- _TASK REQUIREMENTS_
The whole listing needs to be returned exactly as it appears.

----

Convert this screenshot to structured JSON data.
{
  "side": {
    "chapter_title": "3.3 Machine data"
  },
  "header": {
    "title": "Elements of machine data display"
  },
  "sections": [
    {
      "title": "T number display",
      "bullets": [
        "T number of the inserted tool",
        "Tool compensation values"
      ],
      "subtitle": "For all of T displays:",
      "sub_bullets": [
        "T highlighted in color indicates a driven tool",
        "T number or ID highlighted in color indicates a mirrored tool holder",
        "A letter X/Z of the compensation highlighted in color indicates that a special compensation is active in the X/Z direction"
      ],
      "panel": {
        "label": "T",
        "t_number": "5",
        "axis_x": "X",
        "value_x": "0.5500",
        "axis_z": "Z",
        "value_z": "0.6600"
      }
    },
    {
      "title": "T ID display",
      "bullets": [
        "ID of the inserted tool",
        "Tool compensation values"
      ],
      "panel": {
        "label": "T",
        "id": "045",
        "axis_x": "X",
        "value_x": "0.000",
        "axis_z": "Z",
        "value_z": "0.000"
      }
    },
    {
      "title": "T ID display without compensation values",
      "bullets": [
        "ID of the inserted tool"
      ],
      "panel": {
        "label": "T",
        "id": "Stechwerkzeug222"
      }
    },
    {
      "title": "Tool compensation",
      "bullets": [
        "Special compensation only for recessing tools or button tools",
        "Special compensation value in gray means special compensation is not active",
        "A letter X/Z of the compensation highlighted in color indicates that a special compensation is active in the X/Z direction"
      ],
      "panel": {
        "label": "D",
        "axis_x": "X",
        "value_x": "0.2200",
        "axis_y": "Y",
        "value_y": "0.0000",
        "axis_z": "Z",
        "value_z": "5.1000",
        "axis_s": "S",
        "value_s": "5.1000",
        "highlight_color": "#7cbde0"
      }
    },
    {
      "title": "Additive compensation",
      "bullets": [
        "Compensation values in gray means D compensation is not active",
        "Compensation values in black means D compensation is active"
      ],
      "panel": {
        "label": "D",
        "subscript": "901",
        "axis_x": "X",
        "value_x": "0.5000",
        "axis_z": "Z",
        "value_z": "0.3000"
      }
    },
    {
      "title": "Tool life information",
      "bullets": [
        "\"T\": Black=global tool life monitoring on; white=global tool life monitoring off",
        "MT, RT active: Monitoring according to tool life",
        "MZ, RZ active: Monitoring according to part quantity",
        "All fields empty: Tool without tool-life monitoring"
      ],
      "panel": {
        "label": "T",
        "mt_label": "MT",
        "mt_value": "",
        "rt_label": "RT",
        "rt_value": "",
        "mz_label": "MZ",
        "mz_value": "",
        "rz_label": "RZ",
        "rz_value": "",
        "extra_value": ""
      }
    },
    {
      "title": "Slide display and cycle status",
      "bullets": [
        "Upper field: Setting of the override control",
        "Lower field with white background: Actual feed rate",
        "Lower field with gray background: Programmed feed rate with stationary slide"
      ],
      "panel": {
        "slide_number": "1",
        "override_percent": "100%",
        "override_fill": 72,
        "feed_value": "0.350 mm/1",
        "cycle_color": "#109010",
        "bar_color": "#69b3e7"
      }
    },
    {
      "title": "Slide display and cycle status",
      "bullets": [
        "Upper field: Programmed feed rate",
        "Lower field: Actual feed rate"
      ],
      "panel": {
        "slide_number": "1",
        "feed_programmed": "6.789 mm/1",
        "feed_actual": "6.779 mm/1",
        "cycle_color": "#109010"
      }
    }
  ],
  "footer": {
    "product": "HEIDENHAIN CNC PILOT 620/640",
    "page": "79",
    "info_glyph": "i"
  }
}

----

- _ANSWER_
Convert this screenshot to structured JSON data.
{
  "side": {
    "chapter_title": "3.3 Machine data"
  },
  "header": {
    "title": "Elements of machine data display"
  },
  "sections": [
    {
      "title": "T number display",
      "bullets": [
        "T number of the inserted tool",
        "Tool compensation values"
      ],
      "subtitle": "For all of T displays:",
      "sub_bullets": [
        "T highlighted in color indicates a driven tool",
        "T number or ID highlighted in color indicates a mirrored tool holder",
        "A letter X/Z of the compensation highlighted in color indicates that a special compensation is active in the X/Z direction"
      ],
      "panel": {
        "label": "T",
        "t_number": "5",
        "axis_x": "X",
        "value_x": "0.5500",
        "axis_z": "Z",
        "value_z": "0.6600"
      }
    },
    {
      "title": "T ID display",
      "bullets": [
        "ID of the inserted tool",
        "Tool compensation values"
      ],
      "panel": {
        "label": "T",
        "id": "045",
        "axis_x": "X",
        "value_x": "0.000",
        "axis_z": "Z",
        "value_z": "0.000"
      }
    },
    {
      "title": "T ID display without compensation values",
      "bullets": [
        "ID of the inserted tool"
      ],
      "panel": {
        "label": "T",
        "id": "Stechwerkzeug222"
      }
    },
    {
      "title": "Tool compensation",
      "bullets": [
        "Special compensation only for recessing tools or button tools",
        "Special compensation value in gray means special compensation is not active",
        "A letter X/Z of the compensation highlighted in color indicates that a special compensation is active in the X/Z direction"
      ],
      "panel": {
        "label": "D",
        "axis_x": "X",
        "value_x": "0.2200",
        "axis_y": "Y",
        "value_y": "0.0000",
        "axis_z": "Z",
        "value_z": "5.1000",
        "axis_s": "S",
        "value_s": "5.1000",
        "highlight_color": "#7cbde0"
      }
    },
    {
      "title": "Additive compensation",
      "bullets": [
        "Compensation values in gray means D compensation is not active",
        "Compensation values in black means D compensation is active"
      ],
      "panel": {
        "label": "D",
        "subscript": "901",
        "axis_x": "X",
        "value_x": "0.5000",
        "axis_z": "Z",
        "value_z": "0.3000"
      }
    },
    {
      "title": "Tool life information",
      "bullets": [
        "\"T\": Black=global tool life monitoring on; white=global tool life monitoring off",
        "MT, RT active: Monitoring according to tool life",
        "MZ, RZ active: Monitoring according to part quantity",
        "All fields empty: Tool without tool-life monitoring"
      ],
      "panel": {
        "label": "T",
        "mt_label": "MT",
        "mt_value": "",
        "rt_label": "RT",
        "rt_value": "",
        "mz_label": "MZ",
        "mz_value": "",
        "rz_label": "RZ",
        "rz_value": "",
        "extra_value": ""
      }
    },
    {
      "title": "Slide display and cycle status",
      "bullets": [
        "Upper field: Setting of the override control",
        "Lower field with white background: Actual feed rate",
        "Lower field with gray background: Programmed feed rate with stationary slide"
      ],
      "panel": {
        "slide_number": "1",
        "override_percent": "100%",
        "override_fill": 72,
        "feed_value": "0.350 mm/1",
        "cycle_color": "#109010",
        "bar_color": "#69b3e7"
      }
    },
    {
      "title": "Slide display and cycle status",
      "bullets": [
        "Upper field: Programmed feed rate",
        "Lower field: Actual feed rate"
      ],
      "panel": {
        "slide_number": "1",
        "feed_programmed": "6.789 mm/1",
        "feed_actual": "6.779 mm/1",
        "cycle_color": "#109010"
      }
    }
  ],
  "footer": {
    "product": "HEIDENHAIN CNC PILOT 620/640",
    "page": "79",
    "info_glyph": "i"
  }
}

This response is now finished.